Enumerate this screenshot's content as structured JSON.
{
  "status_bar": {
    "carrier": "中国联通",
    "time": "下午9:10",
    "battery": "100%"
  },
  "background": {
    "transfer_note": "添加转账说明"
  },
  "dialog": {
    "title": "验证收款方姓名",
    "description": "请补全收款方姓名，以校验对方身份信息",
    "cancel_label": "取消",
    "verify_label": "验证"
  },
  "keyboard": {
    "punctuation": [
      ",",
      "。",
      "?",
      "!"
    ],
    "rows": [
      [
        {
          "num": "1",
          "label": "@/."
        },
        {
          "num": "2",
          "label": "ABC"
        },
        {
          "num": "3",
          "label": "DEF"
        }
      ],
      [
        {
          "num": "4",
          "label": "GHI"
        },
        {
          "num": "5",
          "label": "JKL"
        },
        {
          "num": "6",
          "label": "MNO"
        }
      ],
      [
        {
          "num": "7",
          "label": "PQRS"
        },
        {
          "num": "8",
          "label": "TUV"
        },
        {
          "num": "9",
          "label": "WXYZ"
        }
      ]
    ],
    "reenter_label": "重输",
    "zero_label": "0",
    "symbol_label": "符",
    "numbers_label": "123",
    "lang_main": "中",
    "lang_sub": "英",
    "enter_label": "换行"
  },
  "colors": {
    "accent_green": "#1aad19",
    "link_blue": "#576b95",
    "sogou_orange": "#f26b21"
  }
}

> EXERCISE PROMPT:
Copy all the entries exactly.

> YOUR SOLUTION:
Enumerate this screenshot's content as structured JSON.
{
  "status_bar": {
    "carrier": "中国联通",
    "time": "下午9:10",
    "battery": "100%"
  },
  "background": {
    "transfer_note": "添加转账说明"
  },
  "dialog": {
    "title": "验证收款方姓名",
    "description": "请补全收款方姓名，以校验对方身份信息",
    "cancel_label": "取消",
    "verify_label": "验证"
  },
  "keyboard": {
    "punctuation": [
      ",",
      "。",
      "?",
      "!"
    ],
    "rows": [
      [
        {
          "num": "1",
          "label": "@/."
        },
        {
          "num": "2",
          "label": "ABC"
        },
        {
          "num": "3",
          "label": "DEF"
        }
      ],
      [
        {
          "num": "4",
          "label": "GHI"
        },
        {
          "num": "5",
          "label": "JKL"
        },
        {
          "num": "6",
          "label": "MNO"
        }
      ],
      [
        {
          "num": "7",
          "label": "PQRS"
        },
        {
          "num": "8",
          "label": "TUV"
        },
        {
          "num": "9",
          "label": "WXYZ"
        }
      ]
    ],
    "reenter_label": "重输",
    "zero_label": "0",
    "symbol_label": "符",
    "numbers_label": "123",
    "lang_main": "中",
    "lang_sub": "英",
    "enter_label": "换行"
  },
  "colors": {
    "accent_green": "#1aad19",
    "link_blue": "#576b95",
    "sogou_orange": "#f26b21"
  }
}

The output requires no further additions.